“We have to do it a minimum of eight days, which actually will start on this coming Saturday, the 18th,” Villane says. “But we also have the option to go a little bit longer. Historically, in Santa Rosa, we have offered the 13 days. Our voters seem to like it so we just decided to keep on track with that.”
In all elections when state or federal seats are up for grabs, early voting is mandated. It’s also allowed in other elections as well, at the discretion of the Supervisor of Elections. Those supervisors – including Escambia County’s David Stafford – also determine the hours of operation at early voting sites.
“Traditionally, primary elections have a significantly lower level of turnout, when compared to general elections,” Stafford says. “It’s an expensive proposition, but we have to balance out the fact that it costs a lot of money to open up and maintain an early voting site when looking at what the expected level of turnout is.”
Light turnouts have been the norm for most of the mid-term votes in recent memory.
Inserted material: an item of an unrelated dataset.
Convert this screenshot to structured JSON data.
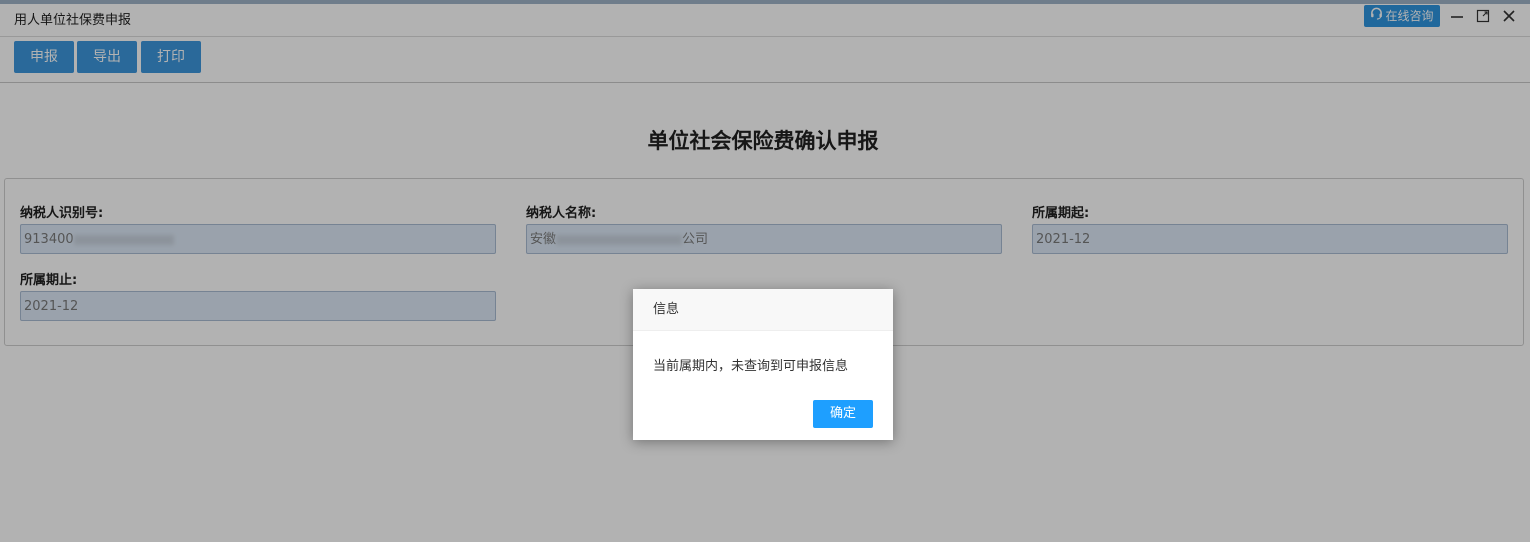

But Santa Rosa’s Tappie Villane says the political events of this day and age could change that this time around.
“We hope that we’re busy; we’re prepared to the busy, and we will see,” Villane says. “We're anticipating a good turnout.”
Sen. Bill Nelson last week claimed that Russian operatives have "penetrated" some of Florida's voter registration systems ahead of the 2018 midterms. But his first warnings came last January during a hearing with national intelligence officials by the Senate Armed Services Committee.
“I think it is the general assumption that you all have said that our systems can be invaded,” Nelson said in his opening statement. “That has we, as policymakers, concerned. But the average American [is] concerned that there is no privacy anymore.”
Word from both the Department of Homeland Security and Florida Department of State is that Nelson didn’t say anything that’s not already known. Escambia’s David Stafford says there’s been a renewed focus on security since the 2016 election.
“Not only cybersecurity but physical security as well,” said Stafford. “We’ve had folks from state and federal agencies in to help us out; we’ve partnered with the University of West Florida. New resources – hardware, software – to help increase our security posture moving forward.”
There’s talk around the country of a “blue wave” of Democrats at the polls come November. But the number of new Democrats registering to vote appears stagnant, and in some areas – such as Escambia County – virtually non-existent.
“The biggest shift I would say in the last ten years in registration has been the growth of No Party Affiliation [NPA],” Stafford says. “Republican-Democratic; you haven’t really seen much of a shift in the last couple of years.”
Just over 13 million Floridians are registered to vote in the primary, according to the state Division of Elections. Democrats outnumber Republicans — but just barely — as both parties gear up for a fierce battle at the top of the ballot in races for U.S. Senate and Governor.